WHAT TO DO |
Excluding all pictures, please output the listing exactly.

THE INPUT |

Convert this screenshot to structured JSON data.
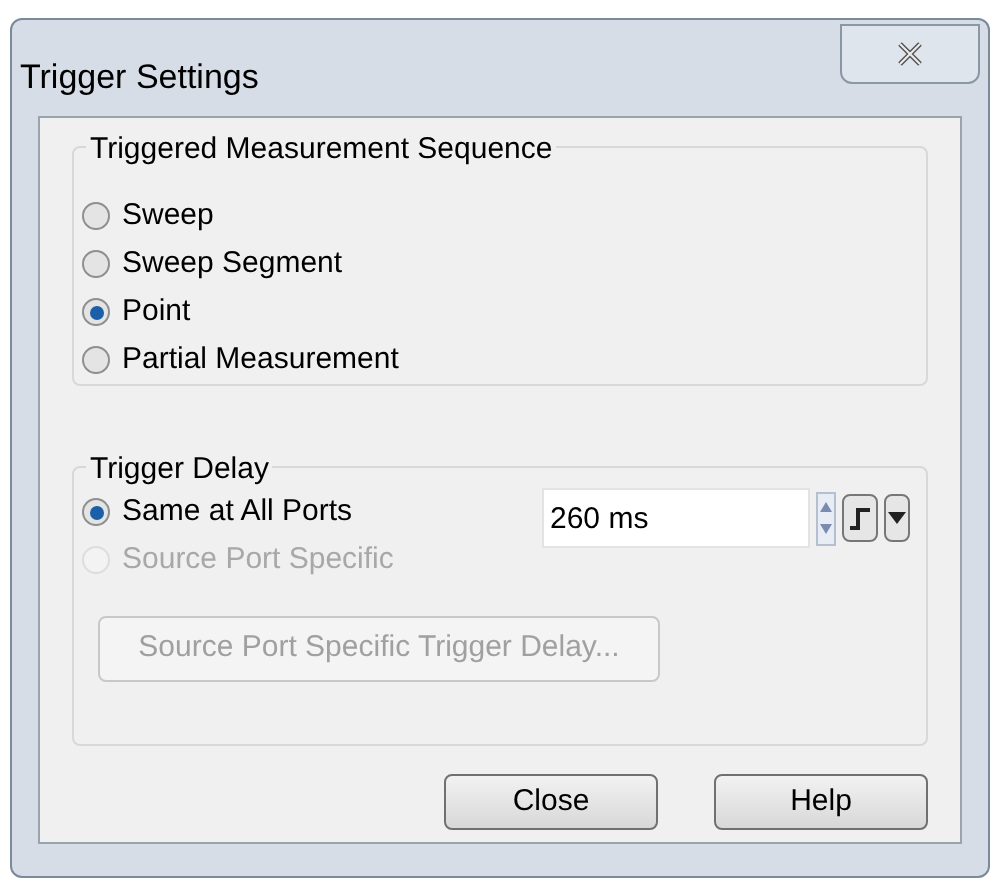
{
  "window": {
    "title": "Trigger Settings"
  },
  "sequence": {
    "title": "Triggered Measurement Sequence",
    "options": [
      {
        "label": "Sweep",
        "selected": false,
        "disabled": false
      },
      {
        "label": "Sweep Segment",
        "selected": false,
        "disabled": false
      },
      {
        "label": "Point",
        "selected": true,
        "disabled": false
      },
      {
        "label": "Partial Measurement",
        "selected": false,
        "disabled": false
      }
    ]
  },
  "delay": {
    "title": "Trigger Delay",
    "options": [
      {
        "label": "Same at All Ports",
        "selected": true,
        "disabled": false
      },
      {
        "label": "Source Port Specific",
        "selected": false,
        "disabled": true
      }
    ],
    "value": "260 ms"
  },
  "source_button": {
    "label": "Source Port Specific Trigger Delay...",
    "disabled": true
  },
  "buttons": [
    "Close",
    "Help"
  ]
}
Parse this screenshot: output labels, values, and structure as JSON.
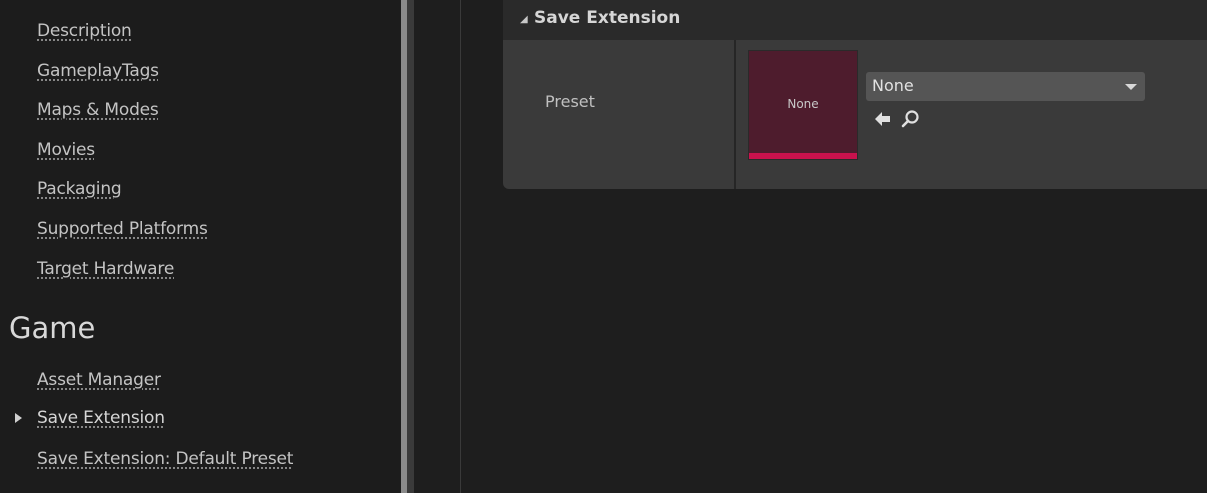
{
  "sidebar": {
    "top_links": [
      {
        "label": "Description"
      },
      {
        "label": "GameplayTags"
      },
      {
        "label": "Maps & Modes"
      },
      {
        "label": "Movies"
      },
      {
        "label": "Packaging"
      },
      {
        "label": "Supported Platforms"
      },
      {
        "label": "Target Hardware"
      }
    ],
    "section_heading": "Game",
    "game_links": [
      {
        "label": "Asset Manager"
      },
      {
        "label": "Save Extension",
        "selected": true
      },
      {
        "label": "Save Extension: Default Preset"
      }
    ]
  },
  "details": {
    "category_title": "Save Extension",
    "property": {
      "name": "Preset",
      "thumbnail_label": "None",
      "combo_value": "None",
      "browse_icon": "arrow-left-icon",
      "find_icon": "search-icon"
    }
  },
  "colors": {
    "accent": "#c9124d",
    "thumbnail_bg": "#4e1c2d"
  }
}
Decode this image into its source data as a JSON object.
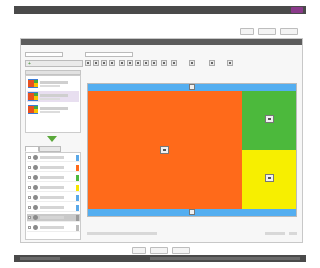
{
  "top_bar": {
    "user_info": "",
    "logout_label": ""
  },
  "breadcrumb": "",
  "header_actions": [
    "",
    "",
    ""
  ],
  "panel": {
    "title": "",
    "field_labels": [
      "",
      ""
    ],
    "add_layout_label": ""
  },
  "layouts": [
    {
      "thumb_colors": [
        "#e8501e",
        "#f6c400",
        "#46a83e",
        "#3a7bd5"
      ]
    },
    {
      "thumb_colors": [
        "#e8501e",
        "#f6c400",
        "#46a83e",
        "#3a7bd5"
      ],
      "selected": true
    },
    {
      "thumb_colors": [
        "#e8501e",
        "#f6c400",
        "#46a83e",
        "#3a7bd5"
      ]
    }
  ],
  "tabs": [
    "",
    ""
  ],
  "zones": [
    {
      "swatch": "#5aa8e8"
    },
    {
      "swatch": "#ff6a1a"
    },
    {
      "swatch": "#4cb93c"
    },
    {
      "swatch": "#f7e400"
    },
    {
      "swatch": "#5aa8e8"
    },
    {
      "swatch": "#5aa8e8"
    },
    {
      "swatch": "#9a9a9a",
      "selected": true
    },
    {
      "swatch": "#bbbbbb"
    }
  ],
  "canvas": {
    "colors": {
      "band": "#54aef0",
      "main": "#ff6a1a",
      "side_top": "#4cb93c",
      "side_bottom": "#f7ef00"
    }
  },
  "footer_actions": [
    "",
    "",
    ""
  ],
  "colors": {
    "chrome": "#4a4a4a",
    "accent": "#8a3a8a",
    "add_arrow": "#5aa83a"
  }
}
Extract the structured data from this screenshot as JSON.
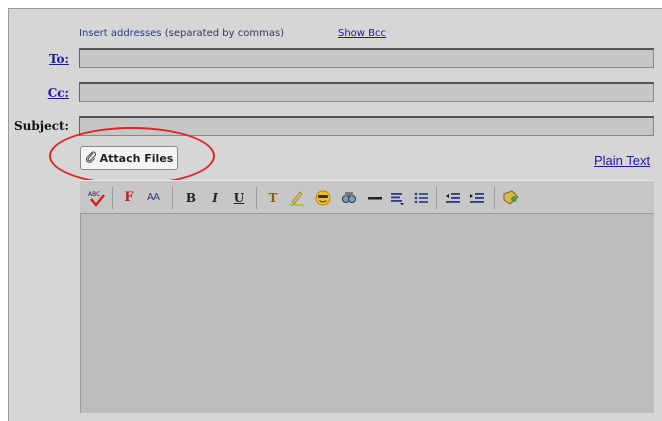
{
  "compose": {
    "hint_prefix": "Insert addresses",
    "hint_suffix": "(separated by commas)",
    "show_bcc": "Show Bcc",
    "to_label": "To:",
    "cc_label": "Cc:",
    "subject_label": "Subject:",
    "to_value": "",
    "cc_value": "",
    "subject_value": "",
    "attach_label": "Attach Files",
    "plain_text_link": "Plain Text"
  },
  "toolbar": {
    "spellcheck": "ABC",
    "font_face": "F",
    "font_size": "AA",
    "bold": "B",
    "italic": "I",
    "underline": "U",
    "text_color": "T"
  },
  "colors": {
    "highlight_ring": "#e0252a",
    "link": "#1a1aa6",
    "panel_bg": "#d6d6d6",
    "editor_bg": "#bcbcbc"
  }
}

ANSWER BOX |
Convert this screenshot to structured JSON data.
{
  "window": {
    "title": "Trigger Settings"
  },
  "sequence": {
    "title": "Triggered Measurement Sequence",
    "options": [
      {
        "label": "Sweep",
        "selected": false,
        "disabled": false
      },
      {
        "label": "Sweep Segment",
        "selected": false,
        "disabled": false
      },
      {
        "label": "Point",
        "selected": true,
        "disabled": false
      },
      {
        "label": "Partial Measurement",
        "selected": false,
        "disabled": false
      }
    ]
  },
  "delay": {
    "title": "Trigger Delay",
    "options": [
      {
        "label": "Same at All Ports",
        "selected": true,
        "disabled": false
      },
      {
        "label": "Source Port Specific",
        "selected": false,
        "disabled": true
      }
    ],
    "value": "260 ms"
  },
  "source_button": {
    "label": "Source Port Specific Trigger Delay...",
    "disabled": true
  },
  "buttons": [
    "Close",
    "Help"
  ]
}
Parse this screenshot: output labels, values, and structure as JSON.
{
  "sidebar": {
    "top_links": [
      {
        "label": "Description"
      },
      {
        "label": "GameplayTags"
      },
      {
        "label": "Maps & Modes"
      },
      {
        "label": "Movies"
      },
      {
        "label": "Packaging"
      },
      {
        "label": "Supported Platforms"
      },
      {
        "label": "Target Hardware"
      }
    ],
    "section_heading": "Game",
    "game_links": [
      {
        "label": "Asset Manager"
      },
      {
        "label": "Save Extension",
        "selected": true
      },
      {
        "label": "Save Extension: Default Preset"
      }
    ]
  },
  "details": {
    "category_title": "Save Extension",
    "property": {
      "name": "Preset",
      "thumbnail_label": "None",
      "combo_value": "None",
      "browse_icon": "arrow-left-icon",
      "find_icon": "search-icon"
    }
  },
  "colors": {
    "accent": "#c9124d",
    "thumbnail_bg": "#4e1c2d"
  }
}
Decode this image into its source data as a JSON object.
{
  "top_bar": {
    "user_info": "",
    "logout_label": ""
  },
  "breadcrumb": "",
  "header_actions": [
    "",
    "",
    ""
  ],
  "panel": {
    "title": "",
    "field_labels": [
      "",
      ""
    ],
    "add_layout_label": ""
  },
  "layouts": [
    {
      "thumb_colors": [
        "#e8501e",
        "#f6c400",
        "#46a83e",
        "#3a7bd5"
      ]
    },
    {
      "thumb_colors": [
        "#e8501e",
        "#f6c400",
        "#46a83e",
        "#3a7bd5"
      ],
      "selected": true
    },
    {
      "thumb_colors": [
        "#e8501e",
        "#f6c400",
        "#46a83e",
        "#3a7bd5"
      ]
    }
  ],
  "tabs": [
    "",
    ""
  ],
  "zones": [
    {
      "swatch": "#5aa8e8"
    },
    {
      "swatch": "#ff6a1a"
    },
    {
      "swatch": "#4cb93c"
    },
    {
      "swatch": "#f7e400"
    },
    {
      "swatch": "#5aa8e8"
    },
    {
      "swatch": "#5aa8e8"
    },
    {
      "swatch": "#9a9a9a",
      "selected": true
    },
    {
      "swatch": "#bbbbbb"
    }
  ],
  "canvas": {
    "colors": {
      "band": "#54aef0",
      "main": "#ff6a1a",
      "side_top": "#4cb93c",
      "side_bottom": "#f7ef00"
    }
  },
  "footer_actions": [
    "",
    "",
    ""
  ],
  "colors": {
    "chrome": "#4a4a4a",
    "accent": "#8a3a8a",
    "add_arrow": "#5aa83a"
  }
}
Extract the structured data from this screenshot as JSON.
{
  "compose": {
    "hint_prefix": "Insert addresses",
    "hint_suffix": "(separated by commas)",
    "show_bcc": "Show Bcc",
    "to_label": "To:",
    "cc_label": "Cc:",
    "subject_label": "Subject:",
    "to_value": "",
    "cc_value": "",
    "subject_value": "",
    "attach_label": "Attach Files",
    "plain_text_link": "Plain Text"
  },
  "toolbar": {
    "spellcheck": "ABC",
    "font_face": "F",
    "font_size": "AA",
    "bold": "B",
    "italic": "I",
    "underline": "U",
    "text_color": "T"
  },
  "colors": {
    "highlight_ring": "#e0252a",
    "link": "#1a1aa6",
    "panel_bg": "#d6d6d6",
    "editor_bg": "#bcbcbc"
  }
}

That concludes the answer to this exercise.